Dataset content:
○ ○ ○ ○ ○ ○ ○

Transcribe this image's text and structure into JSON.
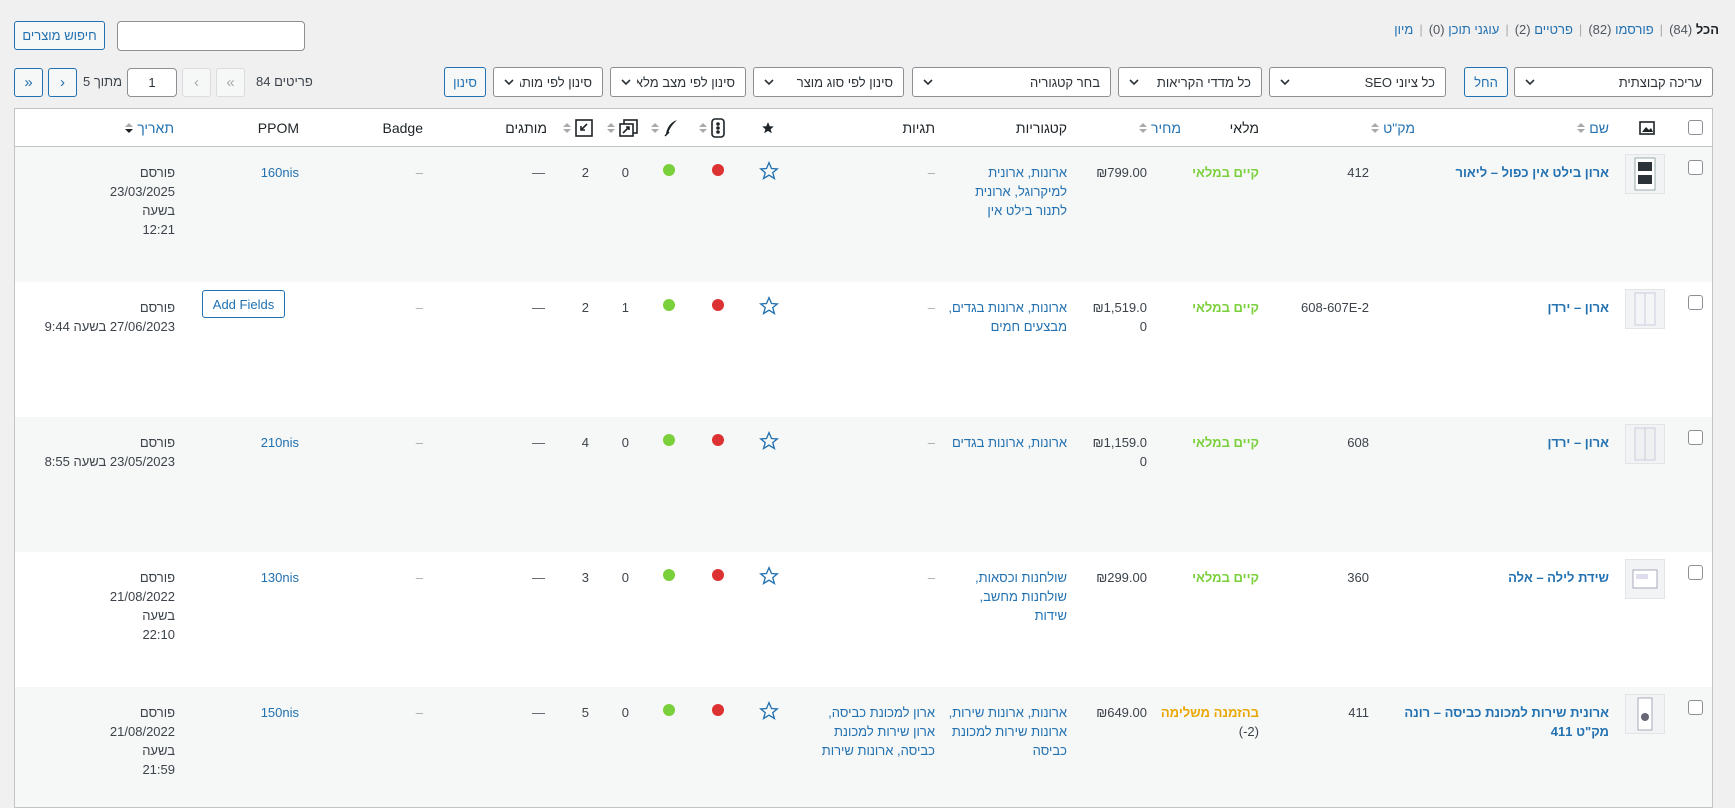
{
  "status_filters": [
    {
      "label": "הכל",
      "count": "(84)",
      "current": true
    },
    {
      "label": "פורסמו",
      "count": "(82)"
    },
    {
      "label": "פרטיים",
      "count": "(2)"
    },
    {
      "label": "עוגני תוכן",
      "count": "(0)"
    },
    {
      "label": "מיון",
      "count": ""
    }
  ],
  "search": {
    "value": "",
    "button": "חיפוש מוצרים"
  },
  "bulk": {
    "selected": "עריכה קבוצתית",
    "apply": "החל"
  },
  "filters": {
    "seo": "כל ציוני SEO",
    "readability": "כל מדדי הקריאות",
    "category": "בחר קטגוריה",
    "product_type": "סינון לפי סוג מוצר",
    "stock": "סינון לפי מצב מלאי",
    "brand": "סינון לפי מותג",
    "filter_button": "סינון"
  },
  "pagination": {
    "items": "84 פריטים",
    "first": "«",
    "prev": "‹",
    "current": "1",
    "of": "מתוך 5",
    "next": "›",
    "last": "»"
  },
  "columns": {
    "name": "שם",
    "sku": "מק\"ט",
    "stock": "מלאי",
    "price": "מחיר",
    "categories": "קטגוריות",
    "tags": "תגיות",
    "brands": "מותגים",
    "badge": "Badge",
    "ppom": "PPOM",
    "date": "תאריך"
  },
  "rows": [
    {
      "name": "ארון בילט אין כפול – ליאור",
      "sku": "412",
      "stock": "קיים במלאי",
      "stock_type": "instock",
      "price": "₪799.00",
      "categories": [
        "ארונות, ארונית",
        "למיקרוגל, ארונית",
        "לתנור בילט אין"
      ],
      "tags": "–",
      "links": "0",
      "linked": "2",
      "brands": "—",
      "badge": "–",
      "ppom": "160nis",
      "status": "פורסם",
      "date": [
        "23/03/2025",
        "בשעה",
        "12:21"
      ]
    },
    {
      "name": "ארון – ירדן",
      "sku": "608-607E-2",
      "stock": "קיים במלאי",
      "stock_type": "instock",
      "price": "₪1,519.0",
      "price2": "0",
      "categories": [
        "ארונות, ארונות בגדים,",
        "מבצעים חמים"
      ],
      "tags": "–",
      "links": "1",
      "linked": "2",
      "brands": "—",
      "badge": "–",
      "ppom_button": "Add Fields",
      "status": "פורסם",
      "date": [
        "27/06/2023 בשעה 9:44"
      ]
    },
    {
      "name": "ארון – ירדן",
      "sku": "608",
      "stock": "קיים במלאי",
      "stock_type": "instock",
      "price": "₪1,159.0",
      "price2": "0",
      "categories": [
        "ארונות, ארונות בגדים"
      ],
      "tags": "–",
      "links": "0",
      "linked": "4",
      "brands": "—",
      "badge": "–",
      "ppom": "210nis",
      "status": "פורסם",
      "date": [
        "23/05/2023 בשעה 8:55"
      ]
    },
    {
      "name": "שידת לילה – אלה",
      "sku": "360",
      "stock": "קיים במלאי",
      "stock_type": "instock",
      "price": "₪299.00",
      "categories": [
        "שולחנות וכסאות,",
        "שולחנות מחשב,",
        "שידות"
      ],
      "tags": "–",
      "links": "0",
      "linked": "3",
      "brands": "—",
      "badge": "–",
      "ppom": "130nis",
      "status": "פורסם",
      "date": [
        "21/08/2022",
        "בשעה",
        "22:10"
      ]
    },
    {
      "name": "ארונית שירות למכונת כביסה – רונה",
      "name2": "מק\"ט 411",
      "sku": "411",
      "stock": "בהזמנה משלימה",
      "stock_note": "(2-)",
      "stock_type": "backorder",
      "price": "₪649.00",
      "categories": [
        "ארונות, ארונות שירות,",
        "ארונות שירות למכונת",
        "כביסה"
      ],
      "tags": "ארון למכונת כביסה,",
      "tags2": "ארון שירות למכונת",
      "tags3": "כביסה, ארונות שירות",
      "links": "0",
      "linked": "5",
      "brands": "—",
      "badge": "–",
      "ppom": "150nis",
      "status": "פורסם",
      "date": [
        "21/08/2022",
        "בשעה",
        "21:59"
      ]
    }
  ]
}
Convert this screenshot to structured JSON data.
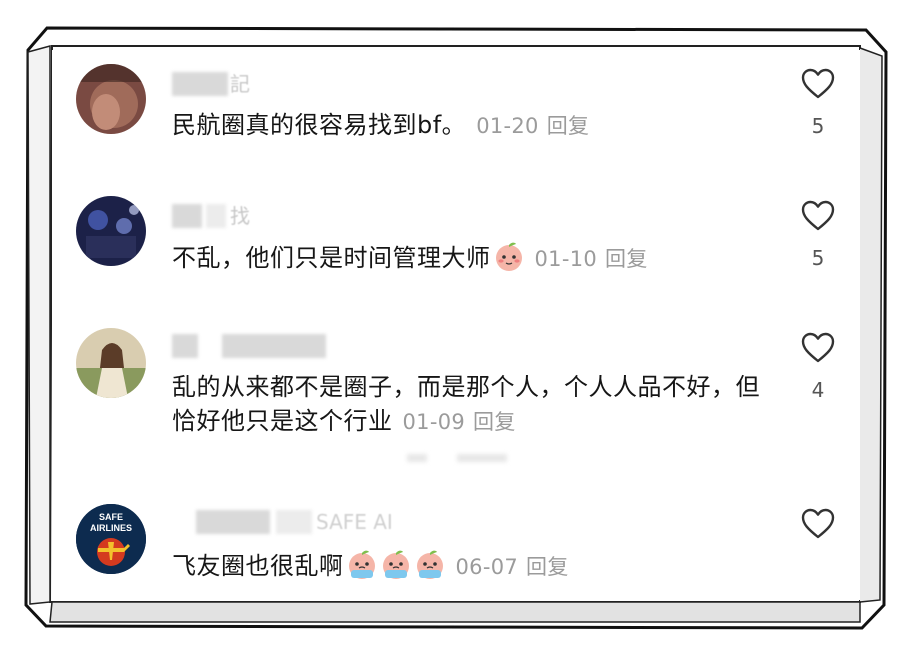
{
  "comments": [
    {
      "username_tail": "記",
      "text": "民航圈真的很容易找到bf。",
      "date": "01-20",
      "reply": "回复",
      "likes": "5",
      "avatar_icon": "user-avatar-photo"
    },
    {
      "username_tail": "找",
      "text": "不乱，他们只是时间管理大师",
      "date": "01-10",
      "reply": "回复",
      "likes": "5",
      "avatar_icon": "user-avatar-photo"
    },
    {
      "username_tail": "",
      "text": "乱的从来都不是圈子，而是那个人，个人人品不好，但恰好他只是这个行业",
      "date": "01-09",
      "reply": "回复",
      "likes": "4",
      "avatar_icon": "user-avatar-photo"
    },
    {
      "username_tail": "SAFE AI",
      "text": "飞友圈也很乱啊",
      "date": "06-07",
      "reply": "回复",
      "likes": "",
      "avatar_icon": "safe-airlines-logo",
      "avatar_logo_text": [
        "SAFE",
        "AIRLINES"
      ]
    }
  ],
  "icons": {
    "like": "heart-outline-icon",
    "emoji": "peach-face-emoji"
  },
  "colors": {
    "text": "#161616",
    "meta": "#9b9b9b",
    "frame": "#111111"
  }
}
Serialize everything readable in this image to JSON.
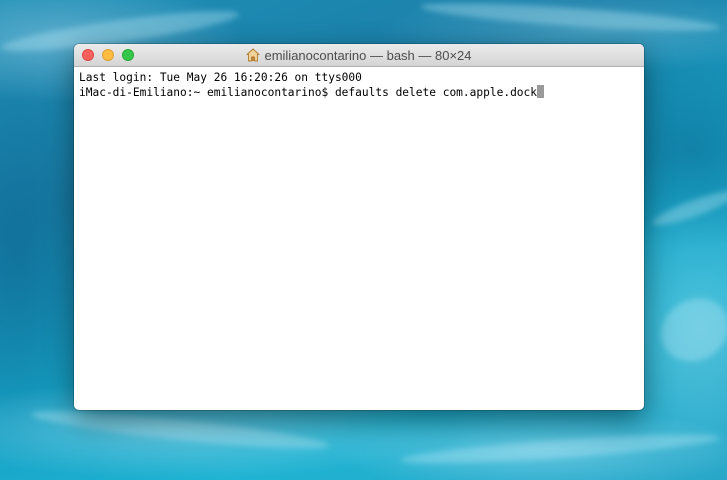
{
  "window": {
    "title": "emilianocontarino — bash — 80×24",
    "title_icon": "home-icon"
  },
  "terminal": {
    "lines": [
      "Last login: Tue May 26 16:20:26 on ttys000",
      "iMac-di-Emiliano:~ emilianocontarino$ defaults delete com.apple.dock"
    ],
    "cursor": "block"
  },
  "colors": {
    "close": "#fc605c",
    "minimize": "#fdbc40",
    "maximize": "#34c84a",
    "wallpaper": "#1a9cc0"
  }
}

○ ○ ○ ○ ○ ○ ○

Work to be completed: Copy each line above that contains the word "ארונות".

The completed task:
        "ארונות, ארונית",
        "ארונות, ארונות בגדים,",
        "ארונות, ארונות בגדים"
        "ארונות, ארונות שירות,",
        "ארונות שירות למכונת",
      "tags3": "כביסה, ארונות שירות",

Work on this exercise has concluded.